The dictionary tells us a genius is ‘a person of extraordinary intellect and talent.’ The news media and our schools tell us that geniuses are born that way and are made of different (better) stuff than the rest of us.
I could not disagree more.
To paraphrase a line from the movie FOREST GUMP: “Genius is as genius does.”
I do believe in inborn talent. I also believe in the near magical powers of enthusiasm and passion, but I also believe that there is no such thing as genius. It’s a myth, a fairy tale, make believe. As a piece of ‘showmanship’ it’s a good strategy for selling, but as a way of describing the way the world really works, it’s a total flop.
The awesome power behind a four letter word
I’ve had the opportunity to meet and spend extended time with several people that the world at large considers geniuses (in the fields of music and business.) I’ve also read in depth about the lives of geniuses and talked with people who’ve worked with them. (Just the other night I had dinner with a neighbor who worked for ten years with the painter Robert Rauschenberg who at the time was possibly the world’s most respected living artist.)
I can tell you from these experiences, and my friend will back it up, that ‘geniuses’, no matter how far out they seem, really do put their pants on one leg at a time. In fact, unless you actually see a genius at his or her work, you could very easily overlook them.
And that, of course, is the four letter word that makes all the difference: work.
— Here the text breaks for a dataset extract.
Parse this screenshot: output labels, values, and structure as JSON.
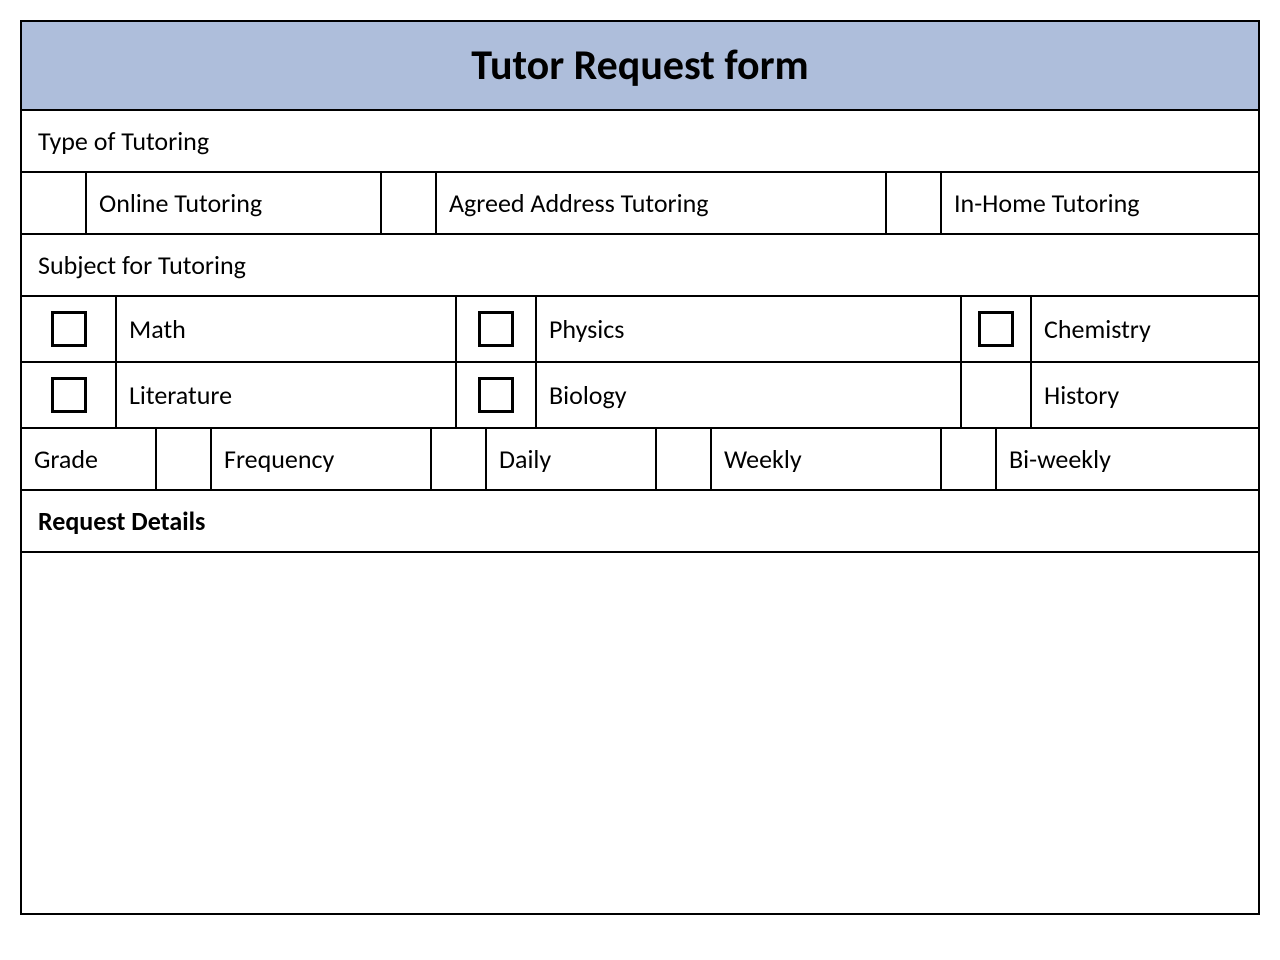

But work alone obviously isn’t enough. Lots of people work and many people work very hard without producing genius results. So what’s the missing ingredient? Some people say it’s talent, but I say they’re wrong. Talent is nothing more than a raw material and an inert one at that.
The real work
I’m opening up a topic here that can’t be adequately covered in one page or even one hundred pages, but I can give you something to chew on: Every ‘genius’ I’ve ever met or worked with is profoundly involved in a never-ending program of creative self-education. Yes, they work hard. That’s a given, but they also consistently work on expanding themselves…on stretching.
Jim Rohn, one of the great practical philosophers of our time, puts it this way: “If you work hard at your job, you’ll make a living. If you work hard on yourself, you’ll make a fortune.”
How do you ‘work on yourself?’ If you don’t know how, you’re in good company because this is certainly not a subject taught in school or on the job or in most families – and yet, it is the single most important topic for people who are pursuing achievement.
A highly regarded artist and dancer – a woman with the intriguing name of Twyla Tharp – came out with a book two years ago called “The Creative Habit: Learn It and Use It for Life.” A smart marketer could easily package the gold in her book into a $5,000 seminar.
You can get it now at Amazon for all of $16.50. It’s packed with immediately practical ideas on how to ‘stretch’ your potential into places you may never have dreamed possible. Good reading for these long, cold winter nights.
Excerpt from The System Club Letters
– Ken McCarthy
P.S. For over 25 years I’ve been sharing the simple but powerful things that matter in business with my clients.
If you’d like direction for your business that will work today, tomorrow and twenty years from now, visit us at the System Club.